Presbyterians and eschatology
With Mayan calendar nearing its end, historians examine traditional ‘end-times’ beliefs
November 9, 2012
Speculation persists surrounding the end-date of the Mayan calendar on Dec. 21, 2012.
Some interpret that the date symbolizes total annihilation of the world resulting from a cataclysmic event. Others believe it will the dawn of a new age. Still others expect to wake up on Dec. 22 noticing very little change, if any at all.
While end times prophecy is not common in Presbyterianism, Presbyterian preachers and authors have focused on eschatological themes at various times in the past.
Interest in biblical eschatology was spurred at the end of the eighteenth century by many who saw the American revolution as a sign of Christ’s return. The Millennium (1794) compiled essays and sermons by American ministers who wrote about the thousand-year reign of peace following the second coming of Jesus Christ.
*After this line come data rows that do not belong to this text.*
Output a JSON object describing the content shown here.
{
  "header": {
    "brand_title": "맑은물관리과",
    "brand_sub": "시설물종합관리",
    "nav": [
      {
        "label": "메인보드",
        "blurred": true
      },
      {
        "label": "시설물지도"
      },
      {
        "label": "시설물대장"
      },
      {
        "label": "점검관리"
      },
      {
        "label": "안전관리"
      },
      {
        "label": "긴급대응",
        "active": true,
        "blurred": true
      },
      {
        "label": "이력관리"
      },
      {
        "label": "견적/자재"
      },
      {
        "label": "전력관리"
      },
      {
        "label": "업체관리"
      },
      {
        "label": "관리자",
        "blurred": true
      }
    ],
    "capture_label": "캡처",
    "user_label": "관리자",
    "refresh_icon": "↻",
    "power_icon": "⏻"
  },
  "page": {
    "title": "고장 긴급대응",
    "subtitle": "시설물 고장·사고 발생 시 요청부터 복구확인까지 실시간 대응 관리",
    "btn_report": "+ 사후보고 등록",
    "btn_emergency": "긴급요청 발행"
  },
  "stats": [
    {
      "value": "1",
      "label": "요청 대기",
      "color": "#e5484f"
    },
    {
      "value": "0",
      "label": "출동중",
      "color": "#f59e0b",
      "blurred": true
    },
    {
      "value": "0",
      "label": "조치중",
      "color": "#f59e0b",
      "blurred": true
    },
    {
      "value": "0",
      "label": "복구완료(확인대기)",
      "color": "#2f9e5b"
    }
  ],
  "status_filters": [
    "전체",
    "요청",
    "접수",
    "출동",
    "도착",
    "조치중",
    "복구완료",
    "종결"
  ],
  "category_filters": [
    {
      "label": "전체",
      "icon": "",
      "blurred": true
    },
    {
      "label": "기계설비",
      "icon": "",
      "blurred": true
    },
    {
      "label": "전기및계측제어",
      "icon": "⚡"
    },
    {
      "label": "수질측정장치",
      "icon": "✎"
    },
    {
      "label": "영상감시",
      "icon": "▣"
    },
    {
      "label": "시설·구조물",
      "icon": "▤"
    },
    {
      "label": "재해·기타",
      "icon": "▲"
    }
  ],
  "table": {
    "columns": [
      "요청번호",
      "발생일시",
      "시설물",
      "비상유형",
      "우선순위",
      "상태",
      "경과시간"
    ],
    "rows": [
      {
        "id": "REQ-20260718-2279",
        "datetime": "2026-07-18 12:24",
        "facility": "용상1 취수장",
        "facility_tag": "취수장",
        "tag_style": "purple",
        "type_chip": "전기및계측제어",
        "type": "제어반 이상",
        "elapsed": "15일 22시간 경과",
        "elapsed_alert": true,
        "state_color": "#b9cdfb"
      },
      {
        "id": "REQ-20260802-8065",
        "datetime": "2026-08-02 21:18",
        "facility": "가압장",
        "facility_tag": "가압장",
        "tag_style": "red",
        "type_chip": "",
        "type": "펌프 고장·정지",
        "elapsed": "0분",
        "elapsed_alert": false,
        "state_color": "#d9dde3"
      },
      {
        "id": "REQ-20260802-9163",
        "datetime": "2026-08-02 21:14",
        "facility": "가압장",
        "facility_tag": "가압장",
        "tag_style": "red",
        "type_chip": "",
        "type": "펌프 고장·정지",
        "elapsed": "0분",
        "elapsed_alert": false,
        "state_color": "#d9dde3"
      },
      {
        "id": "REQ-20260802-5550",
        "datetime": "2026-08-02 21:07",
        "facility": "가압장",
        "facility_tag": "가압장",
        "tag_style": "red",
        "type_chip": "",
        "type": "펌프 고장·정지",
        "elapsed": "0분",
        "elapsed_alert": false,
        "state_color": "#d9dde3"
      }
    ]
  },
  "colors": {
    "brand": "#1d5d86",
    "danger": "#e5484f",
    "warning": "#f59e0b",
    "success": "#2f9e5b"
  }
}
The book includes essays by David Austin (1760-1831), pastor of First Presbyterian Church of Elizabethtown (now Elizabeth), N.J. Austin predicted the thousand-year reign of peace would begin on May 15, 1796.
His strong millennial beliefs eventually frustrated his congregation, and church members petitioned the Presbytery of New York for his removal. The presbytery granted the request in 1797, condemning Austin’s beliefs as “delusions of Satan” that “mislead, deceive and destroy the souls of men.”
Five decades later, the Rev. John Lillie (1812-1867) found himself defending his eschatological views before the Presbytery of New York. During his defense, he claimed that many of the ministers who helped create the catechisms and confessions at the Westminster Assembly of Divines (1643-1652) held pre-millennial beliefs.
While the presbytery refused to admit him to membership in 1842, Lillie did find a Philadelphia printer to publish his statement in 1843.
In 1849, the Second Presbytery of New York (Old School) listed Rev. Lillie as a member. He went on to lead Presbyterian churches in New York City and Kingston, N.Y. He also built a reputation as a respected biblical scholar and contributor to the work of the American Bible Union.
However, he never strayed from his millenarian views, which “struck the key note of his preaching, colored his conversation, and tinged his fervent and heavenly prayers.”
In the twentieth century, Presbyterian minister and artist McKendree Robbins Long (1888-1976) was influenced by the pre-millennial fundamentalist ideology that had become increasingly popular in the South. Long was raised in North Carolina and ordained as a Presbyterian minister in 1921.
Renowned as an evangelist and fiery preacher, Long’s artistic talent was as strong as his religious passion. Throughout his life, he created many biblical drawings and paintings. Later in his career, he painted a series of vivid scenes from the Book of Revelation.
Rev. Long was fond of creating illustrated sermon outlines, which he followed when preaching. Many of these sermon notes included illustrations of a lamb. According to Revelation, the Lamb and his followers are victorious: “To the one seated on the throne and to the Lamb be blessing and honor and glory and might forever and ever!” (Rev. 5:13, NRSV)
The Lamb is mentioned 31 times in Revelation alone and is thought to represent Jesus symbolically giving of his life as an atoning sacrifice: “Behold the lamb of God who takes away the sins of the world.” (John 1:29, NRSV)
For Presbyterians in 2012, all the discussion about the end of the Mayan calendar may seem largely irrelevant to their lives and to their faith.
However, for men like David Austin, John Lillie and McKendree Robbins Long, eschatology profoundly shaped their beliefs as Christians and Presbyterians.